A blog, being a website that is so easily and quickly updated, so easily categorisable, can help order the chaotic thoughts and experiences we all have while learning. It can become the revision guide and, best of all, it's the kids who will have written it.
Creating an ever-changing school or class webpage
Wikis on Wikispaces or PBWiki are good for creating quick and easy websites in a click, but they're not exciting unless they change a lot - and that means someone has to change it. Using an Ajax-based RSS aggregator such as Netvibes or PageFlakes (the latter works best in East Lothian and is what we use on the eduBuzz Explore page) provides an ever-changing, minimum effort, quite easy on the eye homepage for students. For younger kids and probably teens, too, YourMinis is prettier to look at.
Guidelines and letters for parents

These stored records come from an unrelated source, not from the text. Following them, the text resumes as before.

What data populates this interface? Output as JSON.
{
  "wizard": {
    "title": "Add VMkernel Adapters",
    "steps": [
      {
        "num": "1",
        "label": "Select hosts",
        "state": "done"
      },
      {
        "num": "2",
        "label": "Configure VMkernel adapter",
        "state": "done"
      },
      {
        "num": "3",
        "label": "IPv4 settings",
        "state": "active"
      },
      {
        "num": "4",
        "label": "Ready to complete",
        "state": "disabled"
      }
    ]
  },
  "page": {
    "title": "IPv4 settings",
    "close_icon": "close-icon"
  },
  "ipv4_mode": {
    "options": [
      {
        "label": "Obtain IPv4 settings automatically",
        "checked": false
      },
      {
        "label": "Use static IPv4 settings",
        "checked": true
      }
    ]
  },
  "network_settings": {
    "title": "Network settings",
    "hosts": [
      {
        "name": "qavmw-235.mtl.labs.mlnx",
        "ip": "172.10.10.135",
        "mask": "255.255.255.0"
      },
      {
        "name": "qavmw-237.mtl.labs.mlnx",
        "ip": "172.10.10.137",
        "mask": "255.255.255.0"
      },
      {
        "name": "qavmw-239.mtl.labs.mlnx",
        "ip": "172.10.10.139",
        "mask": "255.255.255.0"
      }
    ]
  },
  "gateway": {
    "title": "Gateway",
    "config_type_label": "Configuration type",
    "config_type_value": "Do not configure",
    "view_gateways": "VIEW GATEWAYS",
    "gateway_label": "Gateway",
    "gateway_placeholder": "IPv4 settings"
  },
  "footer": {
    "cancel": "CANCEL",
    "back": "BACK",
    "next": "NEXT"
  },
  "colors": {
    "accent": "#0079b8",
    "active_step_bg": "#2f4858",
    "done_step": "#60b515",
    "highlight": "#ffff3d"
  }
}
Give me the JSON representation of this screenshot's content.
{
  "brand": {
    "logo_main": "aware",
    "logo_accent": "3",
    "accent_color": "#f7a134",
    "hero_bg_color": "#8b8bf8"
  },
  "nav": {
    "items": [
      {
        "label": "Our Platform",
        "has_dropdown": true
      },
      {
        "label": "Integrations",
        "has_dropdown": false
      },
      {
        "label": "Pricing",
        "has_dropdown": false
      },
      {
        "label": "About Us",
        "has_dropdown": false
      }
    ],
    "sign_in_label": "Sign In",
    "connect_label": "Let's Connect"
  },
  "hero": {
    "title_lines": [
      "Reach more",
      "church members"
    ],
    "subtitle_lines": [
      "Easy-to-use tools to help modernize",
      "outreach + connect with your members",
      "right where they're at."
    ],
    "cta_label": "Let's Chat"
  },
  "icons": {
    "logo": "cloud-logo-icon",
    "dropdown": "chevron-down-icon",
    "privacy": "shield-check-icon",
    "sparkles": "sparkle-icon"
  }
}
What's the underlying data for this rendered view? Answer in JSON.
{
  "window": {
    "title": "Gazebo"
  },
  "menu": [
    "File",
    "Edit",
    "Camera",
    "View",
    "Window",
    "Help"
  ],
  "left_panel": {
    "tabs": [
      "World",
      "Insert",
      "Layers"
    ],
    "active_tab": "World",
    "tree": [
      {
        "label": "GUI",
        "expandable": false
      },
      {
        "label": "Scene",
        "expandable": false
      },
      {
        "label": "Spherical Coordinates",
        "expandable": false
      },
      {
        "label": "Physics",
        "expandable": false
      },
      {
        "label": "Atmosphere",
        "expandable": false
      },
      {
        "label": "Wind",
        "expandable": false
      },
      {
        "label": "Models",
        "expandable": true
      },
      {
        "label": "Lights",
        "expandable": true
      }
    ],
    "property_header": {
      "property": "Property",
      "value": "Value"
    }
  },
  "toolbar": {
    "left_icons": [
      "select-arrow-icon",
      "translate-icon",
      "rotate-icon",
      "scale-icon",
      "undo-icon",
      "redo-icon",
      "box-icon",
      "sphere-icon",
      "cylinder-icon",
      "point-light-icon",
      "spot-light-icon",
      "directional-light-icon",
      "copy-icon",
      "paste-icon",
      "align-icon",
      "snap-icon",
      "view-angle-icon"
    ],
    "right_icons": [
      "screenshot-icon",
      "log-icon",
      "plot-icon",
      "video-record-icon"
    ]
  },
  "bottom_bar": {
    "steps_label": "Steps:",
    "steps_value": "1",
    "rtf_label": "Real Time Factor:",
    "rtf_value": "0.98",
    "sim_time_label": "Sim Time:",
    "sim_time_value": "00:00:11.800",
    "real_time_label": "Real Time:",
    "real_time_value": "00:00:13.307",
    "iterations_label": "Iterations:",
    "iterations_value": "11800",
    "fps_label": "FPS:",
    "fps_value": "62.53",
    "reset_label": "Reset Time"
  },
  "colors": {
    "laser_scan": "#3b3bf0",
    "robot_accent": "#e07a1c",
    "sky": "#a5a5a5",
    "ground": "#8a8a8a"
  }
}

East Lothian is one of the first Local Authorities in the country to have a policy on social media use both for teachers and for learners, together with letters of permission for Under-16s and for Over-16s. All schools in the Authority will use these as standard from the beginning of the school year, with non-returns or negative responses logged on the pupil monitoring system, Phoenix. In the meantime, feel free to use these for ad hoc projects. They are, of course, Creative Commons, so other Local Authorities and teachers may use and adapt these (at their own risk ;-).